Alok Mukherjee is former chair of the Toronto Police Services Board, former president of both the Ontario and Canadian Association of Police Boards, and a former acting chief commissioner and vice-chair of the Ontario Human Rights Commission.

"The [Thunder Bay police oversight] board clearly doesn't appear to be in a position to take care of its own affairs," Mukherjee said in an interview with CBC News.

He said he hopes the civilian oversight commission will act quickly and ask the board to step aside for the second time in four years, and appoint an administrator to act in its place.

Alok Mukherjee, chair of the Toronto Police Services Board from 2005 to 2015, says he hopes the Ontario Civilian Police Commission steps in to temporarily appoint an administrator to oversee the Thunder Bay police force. (Submitted by Alok Mukherjee)

"But it won't be sufficient to simply appoint an administrator, without the resources and the mandate to implement Sinclair's report," Mukherjee added.

He was referring to the the 2018 Broken Trust report by retired senator Murray Sinclair that was commissioned by the Ontario Civilian Police Commission the last time Thunder Bay police faced allegations of misconduct. 

The report found "the board has failed to recognize and address the clear and indisputable pattern of violence and systemic racism against Indigenous people in Thunder Bay.

"Moreover, the board's failure to act on these issues in the face of overwhelming documentary and media exposure is indicative of wilful blindness," said the report, which set out 32 recommendations to address the systemic discrimination.

The report also led to the temporary dissolution of the oversight board and the controversial, one-year appointment of administrator Tom Lockwood.

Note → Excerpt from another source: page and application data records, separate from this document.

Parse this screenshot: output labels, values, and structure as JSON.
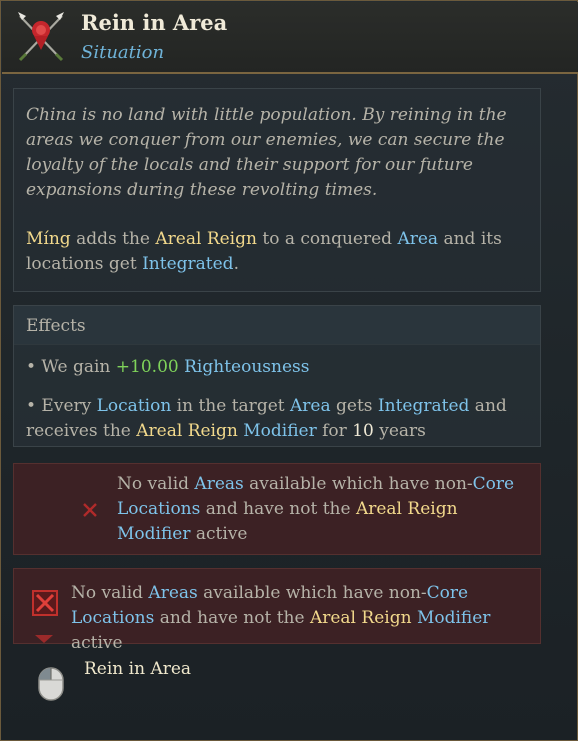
{
  "header": {
    "title": "Rein in Area",
    "subtitle": "Situation",
    "icon": "crossed-spears-seal-icon"
  },
  "description": {
    "flavor": "China is no land with little population. By reining in the areas we conquer from our enemies, we can secure the loyalty of the locals and their support for our future expansions during these revolting times.",
    "country": "Míng",
    "t1": " adds the ",
    "modifier": "Areal Reign",
    "t2": " to a conquered ",
    "area": "Area",
    "t3": " and its locations get ",
    "integrated": "Integrated",
    "t4": "."
  },
  "effects": {
    "heading": "Effects",
    "e1_prefix": "• We gain ",
    "e1_value": "+10.00",
    "e1_space": " ",
    "e1_stat": "Righteousness",
    "e2_a": "• Every ",
    "e2_location": "Location",
    "e2_b": " in the target ",
    "e2_area": "Area",
    "e2_c": " gets ",
    "e2_integrated": "Integrated",
    "e2_d": " and receives the ",
    "e2_reign": "Areal Reign",
    "e2_space": " ",
    "e2_modifier": "Modifier",
    "e2_e": " for ",
    "e2_years_num": "10",
    "e2_f": " years"
  },
  "requirement": {
    "a": "No valid ",
    "areas": "Areas",
    "b": " available which have non-",
    "core": "Core",
    "space": " ",
    "locations": "Locations",
    "c": " and have not the ",
    "reign": "Areal Reign",
    "space2": " ",
    "modifier": "Modifier",
    "d": " active"
  },
  "requirement2": {
    "a": "No valid ",
    "areas": "Areas",
    "b": " available which have non-",
    "core_locations": "Core Locations",
    "c": " and have not the ",
    "reign": "Areal Reign",
    "space": " ",
    "modifier": "Modifier",
    "d": " active"
  },
  "action": {
    "label": "Rein in Area",
    "icon": "mouse-left-click-icon"
  },
  "colors": {
    "gold": "#f2d98c",
    "blue": "#7ec3ea",
    "green": "#7fd35a",
    "failure_bg": "#3c2124",
    "failure_red": "#c0302c"
  }
}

Given there is a request for yet another Ontario Civilian Police Commission investigation less than two years after Lockwood's departure, Mukherjee questioned whether any real organizational or functional change took place.

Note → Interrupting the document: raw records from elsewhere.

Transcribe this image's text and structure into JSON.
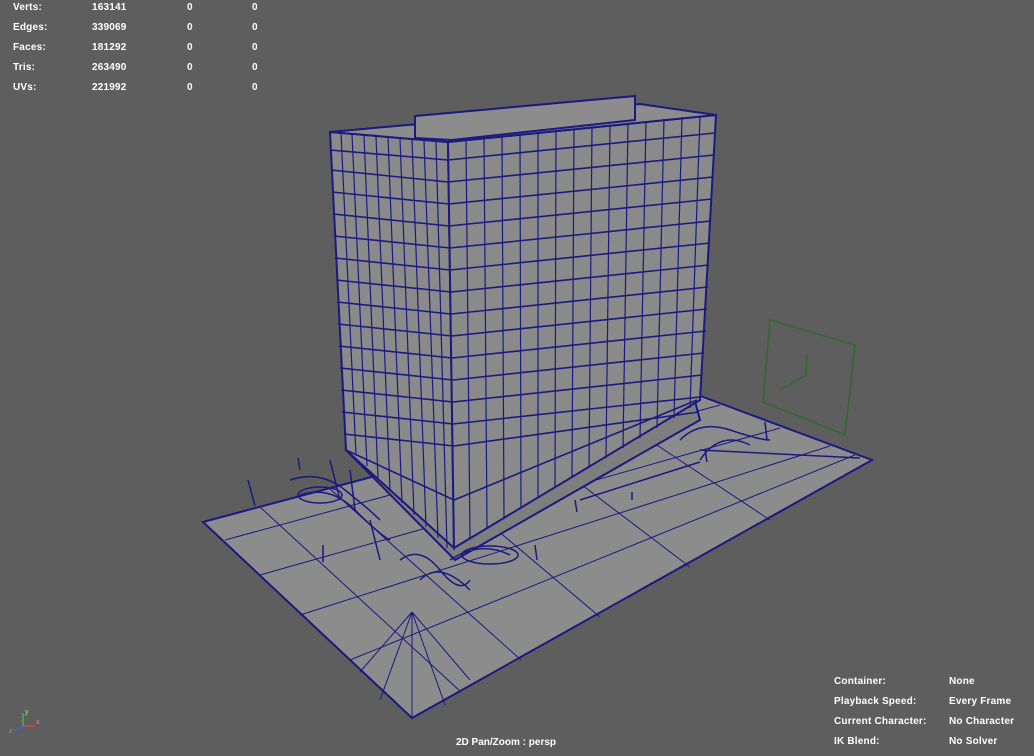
{
  "stats": [
    {
      "label": "Verts:",
      "v1": "163141",
      "v2": "0",
      "v3": "0"
    },
    {
      "label": "Edges:",
      "v1": "339069",
      "v2": "0",
      "v3": "0"
    },
    {
      "label": "Faces:",
      "v1": "181292",
      "v2": "0",
      "v3": "0"
    },
    {
      "label": "Tris:",
      "v1": "263490",
      "v2": "0",
      "v3": "0"
    },
    {
      "label": "UVs:",
      "v1": "221992",
      "v2": "0",
      "v3": "0"
    }
  ],
  "camera_label": "2D Pan/Zoom : persp",
  "info": [
    {
      "key": "Container:",
      "value": "None"
    },
    {
      "key": "Playback Speed:",
      "value": "Every Frame"
    },
    {
      "key": "Current Character:",
      "value": "No Character"
    },
    {
      "key": "IK Blend:",
      "value": "No Solver"
    }
  ],
  "axis_labels": {
    "x": "x",
    "y": "y",
    "z": "z"
  },
  "colors": {
    "background": "#5e5e5e",
    "wireframe": "#1a1a80",
    "surface": "#8c8c8c",
    "selection": "#2e6b2e"
  }
}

Dismantling board not enough, expert says

Michael Kempa, an associate criminology professor at the University of Ottawa, also said the oversight board "should be dismantled for the second time with an administrator taking control of the situation." But he stressed that alone won't solve the problems facing police governance in Thunder Bay.

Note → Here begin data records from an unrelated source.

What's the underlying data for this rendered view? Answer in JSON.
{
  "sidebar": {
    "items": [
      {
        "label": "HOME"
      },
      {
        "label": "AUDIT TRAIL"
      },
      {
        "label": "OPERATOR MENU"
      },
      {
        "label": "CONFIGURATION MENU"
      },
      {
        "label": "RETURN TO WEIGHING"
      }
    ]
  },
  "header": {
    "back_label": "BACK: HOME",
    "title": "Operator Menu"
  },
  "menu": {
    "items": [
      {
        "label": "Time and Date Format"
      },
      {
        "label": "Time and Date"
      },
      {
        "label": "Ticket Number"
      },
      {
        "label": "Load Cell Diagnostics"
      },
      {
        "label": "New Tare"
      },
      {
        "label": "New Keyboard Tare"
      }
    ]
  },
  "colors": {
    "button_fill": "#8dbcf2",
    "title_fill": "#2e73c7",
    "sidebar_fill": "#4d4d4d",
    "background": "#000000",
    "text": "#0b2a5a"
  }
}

He acknowledged the specific issues of anti-Indigenous discrimination in the city, but said across Canada, governing police has become more complex.

"Policing changes significantly about every 20 to 25 years, [so] you need to revisit the legislation around police governance and make sure that the appointment processes and safety valves that exist on police boards are the correct ones," Kempa said in an interview with CBC News.

Michael Kempa, an association professor in criminology at the University of Ottawa, says Canada is in a generational moment where police oversight needs to be revamped. The situation in Thunder Bay points to the need for change, he says. (Steve Fischer/CBC)

"We're definitely at that moment."

Policing budgets are in crisis, and there's a push for social service agencies to respond to certain community safety calls, especially in the area of mental health, Kempa said. 

"You're going to need very active, very competent and very confident police services oversight bodies to manage all this change and not allow political considerations to constantly creep in."

Moving forward, it can't just be new bodies in the same seats, Kempa said, adding there has to be a new framework to guide oversight bodies in their work to reimagine policing for the next generation.